* **WHAT YOU WILL DO**
Could you please reproduce all the records below exactly, leaving out the images?

•••••

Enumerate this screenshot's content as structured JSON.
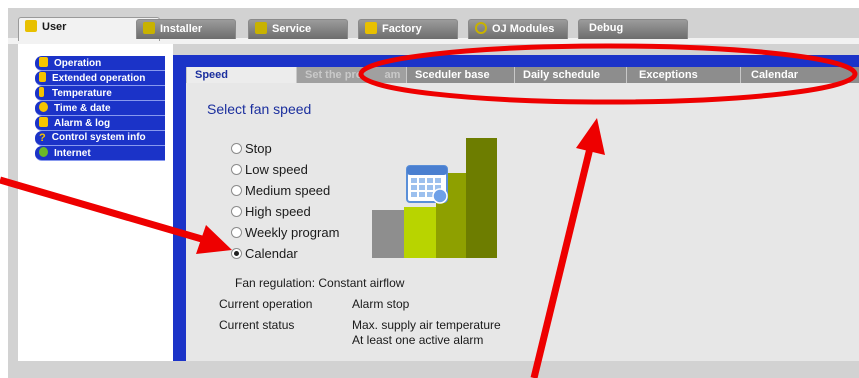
{
  "top_tabs": [
    {
      "label": "User",
      "icon": "users-icon",
      "color": "#e8c000"
    },
    {
      "label": "Installer",
      "icon": "wrench-icon",
      "color": "#c8b200"
    },
    {
      "label": "Service",
      "icon": "tools-icon",
      "color": "#c8b200"
    },
    {
      "label": "Factory",
      "icon": "factory-icon",
      "color": "#e8c000"
    },
    {
      "label": "OJ Modules",
      "icon": "modules-icon",
      "color": "#c8b200"
    },
    {
      "label": "Debug",
      "icon": "",
      "color": ""
    }
  ],
  "sidebar": {
    "items": [
      {
        "label": "Operation",
        "icon": "fan-icon"
      },
      {
        "label": "Extended operation",
        "icon": "hourglass-icon"
      },
      {
        "label": "Temperature",
        "icon": "thermometer-icon"
      },
      {
        "label": "Time & date",
        "icon": "clock-icon"
      },
      {
        "label": "Alarm & log",
        "icon": "bell-icon"
      },
      {
        "label": "Control system info",
        "icon": "question-icon"
      },
      {
        "label": "Internet",
        "icon": "globe-icon"
      }
    ]
  },
  "sub_tabs": [
    {
      "label": "Speed"
    },
    {
      "label": "Set the pro"
    },
    {
      "label": "am"
    },
    {
      "label": "Sceduler base"
    },
    {
      "label": "Daily schedule"
    },
    {
      "label": "Exceptions"
    },
    {
      "label": "Calendar"
    }
  ],
  "main": {
    "heading": "Select fan speed",
    "options": [
      {
        "label": "Stop",
        "selected": false
      },
      {
        "label": "Low speed",
        "selected": false
      },
      {
        "label": "Medium speed",
        "selected": false
      },
      {
        "label": "High speed",
        "selected": false
      },
      {
        "label": "Weekly program",
        "selected": false
      },
      {
        "label": "Calendar",
        "selected": true
      }
    ],
    "fan_regulation": "Fan regulation: Constant airflow",
    "current_operation_label": "Current operation",
    "current_operation_value": "Alarm stop",
    "current_status_label": "Current status",
    "current_status_line1": "Max. supply air temperature",
    "current_status_line2": "At least one active alarm"
  },
  "colors": {
    "accent_blue": "#1b33c8",
    "annotation_red": "#ee0000",
    "bar_gray": "#8e8e8e",
    "bar_lime": "#b8d400",
    "bar_olive": "#8ea000",
    "bar_dark_olive": "#6d7d00"
  }
}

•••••

* **RESPONSE FOR THIS EXERCISE**
Enumerate this screenshot's content as structured JSON.
{
  "top_tabs": [
    {
      "label": "User",
      "icon": "users-icon",
      "color": "#e8c000"
    },
    {
      "label": "Installer",
      "icon": "wrench-icon",
      "color": "#c8b200"
    },
    {
      "label": "Service",
      "icon": "tools-icon",
      "color": "#c8b200"
    },
    {
      "label": "Factory",
      "icon": "factory-icon",
      "color": "#e8c000"
    },
    {
      "label": "OJ Modules",
      "icon": "modules-icon",
      "color": "#c8b200"
    },
    {
      "label": "Debug",
      "icon": "",
      "color": ""
    }
  ],
  "sidebar": {
    "items": [
      {
        "label": "Operation",
        "icon": "fan-icon"
      },
      {
        "label": "Extended operation",
        "icon": "hourglass-icon"
      },
      {
        "label": "Temperature",
        "icon": "thermometer-icon"
      },
      {
        "label": "Time & date",
        "icon": "clock-icon"
      },
      {
        "label": "Alarm & log",
        "icon": "bell-icon"
      },
      {
        "label": "Control system info",
        "icon": "question-icon"
      },
      {
        "label": "Internet",
        "icon": "globe-icon"
      }
    ]
  },
  "sub_tabs": [
    {
      "label": "Speed"
    },
    {
      "label": "Set the pro"
    },
    {
      "label": "am"
    },
    {
      "label": "Sceduler base"
    },
    {
      "label": "Daily schedule"
    },
    {
      "label": "Exceptions"
    },
    {
      "label": "Calendar"
    }
  ],
  "main": {
    "heading": "Select fan speed",
    "options": [
      {
        "label": "Stop",
        "selected": false
      },
      {
        "label": "Low speed",
        "selected": false
      },
      {
        "label": "Medium speed",
        "selected": false
      },
      {
        "label": "High speed",
        "selected": false
      },
      {
        "label": "Weekly program",
        "selected": false
      },
      {
        "label": "Calendar",
        "selected": true
      }
    ],
    "fan_regulation": "Fan regulation: Constant airflow",
    "current_operation_label": "Current operation",
    "current_operation_value": "Alarm stop",
    "current_status_label": "Current status",
    "current_status_line1": "Max. supply air temperature",
    "current_status_line2": "At least one active alarm"
  },
  "colors": {
    "accent_blue": "#1b33c8",
    "annotation_red": "#ee0000",
    "bar_gray": "#8e8e8e",
    "bar_lime": "#b8d400",
    "bar_olive": "#8ea000",
    "bar_dark_olive": "#6d7d00"
  }
}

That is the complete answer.